→ **PROBLEM DETAILS**
The goal is to restate all of the records below word for word.

═══ PROVIDED DATA

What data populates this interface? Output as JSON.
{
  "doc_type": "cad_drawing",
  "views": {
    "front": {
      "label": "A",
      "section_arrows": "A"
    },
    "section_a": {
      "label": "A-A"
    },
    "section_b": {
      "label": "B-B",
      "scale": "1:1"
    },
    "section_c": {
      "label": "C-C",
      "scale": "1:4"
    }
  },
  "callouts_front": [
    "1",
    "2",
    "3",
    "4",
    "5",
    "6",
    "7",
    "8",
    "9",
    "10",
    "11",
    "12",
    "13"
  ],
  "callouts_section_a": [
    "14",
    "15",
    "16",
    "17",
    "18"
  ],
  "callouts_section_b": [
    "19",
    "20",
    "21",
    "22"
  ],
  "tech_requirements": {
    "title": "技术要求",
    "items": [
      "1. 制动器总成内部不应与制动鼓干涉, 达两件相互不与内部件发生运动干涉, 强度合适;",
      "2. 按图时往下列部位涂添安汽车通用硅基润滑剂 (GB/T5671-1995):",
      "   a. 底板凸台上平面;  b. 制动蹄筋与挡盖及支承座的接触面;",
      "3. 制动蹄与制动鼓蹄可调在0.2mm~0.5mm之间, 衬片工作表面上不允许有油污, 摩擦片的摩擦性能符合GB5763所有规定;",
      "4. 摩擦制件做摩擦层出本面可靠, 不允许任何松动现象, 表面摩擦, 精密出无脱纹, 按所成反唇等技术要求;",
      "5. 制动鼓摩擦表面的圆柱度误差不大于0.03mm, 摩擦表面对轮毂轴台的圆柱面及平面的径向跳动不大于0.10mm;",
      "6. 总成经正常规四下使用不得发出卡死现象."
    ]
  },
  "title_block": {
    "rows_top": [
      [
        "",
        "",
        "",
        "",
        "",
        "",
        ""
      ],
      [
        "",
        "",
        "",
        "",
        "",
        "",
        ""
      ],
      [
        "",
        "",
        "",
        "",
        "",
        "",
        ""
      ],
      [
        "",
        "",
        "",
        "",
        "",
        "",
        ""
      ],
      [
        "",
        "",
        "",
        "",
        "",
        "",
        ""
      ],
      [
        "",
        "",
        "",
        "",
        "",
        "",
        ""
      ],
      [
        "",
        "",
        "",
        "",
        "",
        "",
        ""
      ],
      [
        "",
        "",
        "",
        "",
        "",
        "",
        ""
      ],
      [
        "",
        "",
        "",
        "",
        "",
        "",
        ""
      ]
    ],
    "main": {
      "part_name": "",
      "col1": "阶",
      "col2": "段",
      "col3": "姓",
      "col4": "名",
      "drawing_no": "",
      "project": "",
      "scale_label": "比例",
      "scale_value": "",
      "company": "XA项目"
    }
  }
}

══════

→ **RESPONSE BELOW**
What data populates this interface? Output as JSON.
{
  "doc_type": "cad_drawing",
  "views": {
    "front": {
      "label": "A",
      "section_arrows": "A"
    },
    "section_a": {
      "label": "A-A"
    },
    "section_b": {
      "label": "B-B",
      "scale": "1:1"
    },
    "section_c": {
      "label": "C-C",
      "scale": "1:4"
    }
  },
  "callouts_front": [
    "1",
    "2",
    "3",
    "4",
    "5",
    "6",
    "7",
    "8",
    "9",
    "10",
    "11",
    "12",
    "13"
  ],
  "callouts_section_a": [
    "14",
    "15",
    "16",
    "17",
    "18"
  ],
  "callouts_section_b": [
    "19",
    "20",
    "21",
    "22"
  ],
  "tech_requirements": {
    "title": "技术要求",
    "items": [
      "1. 制动器总成内部不应与制动鼓干涉, 达两件相互不与内部件发生运动干涉, 强度合适;",
      "2. 按图时往下列部位涂添安汽车通用硅基润滑剂 (GB/T5671-1995):",
      "   a. 底板凸台上平面;  b. 制动蹄筋与挡盖及支承座的接触面;",
      "3. 制动蹄与制动鼓蹄可调在0.2mm~0.5mm之间, 衬片工作表面上不允许有油污, 摩擦片的摩擦性能符合GB5763所有规定;",
      "4. 摩擦制件做摩擦层出本面可靠, 不允许任何松动现象, 表面摩擦, 精密出无脱纹, 按所成反唇等技术要求;",
      "5. 制动鼓摩擦表面的圆柱度误差不大于0.03mm, 摩擦表面对轮毂轴台的圆柱面及平面的径向跳动不大于0.10mm;",
      "6. 总成经正常规四下使用不得发出卡死现象."
    ]
  },
  "title_block": {
    "rows_top": [
      [
        "",
        "",
        "",
        "",
        "",
        "",
        ""
      ],
      [
        "",
        "",
        "",
        "",
        "",
        "",
        ""
      ],
      [
        "",
        "",
        "",
        "",
        "",
        "",
        ""
      ],
      [
        "",
        "",
        "",
        "",
        "",
        "",
        ""
      ],
      [
        "",
        "",
        "",
        "",
        "",
        "",
        ""
      ],
      [
        "",
        "",
        "",
        "",
        "",
        "",
        ""
      ],
      [
        "",
        "",
        "",
        "",
        "",
        "",
        ""
      ],
      [
        "",
        "",
        "",
        "",
        "",
        "",
        ""
      ],
      [
        "",
        "",
        "",
        "",
        "",
        "",
        ""
      ]
    ],
    "main": {
      "part_name": "",
      "col1": "阶",
      "col2": "段",
      "col3": "姓",
      "col4": "名",
      "drawing_no": "",
      "project": "",
      "scale_label": "比例",
      "scale_value": "",
      "company": "XA项目"
    }
  }
}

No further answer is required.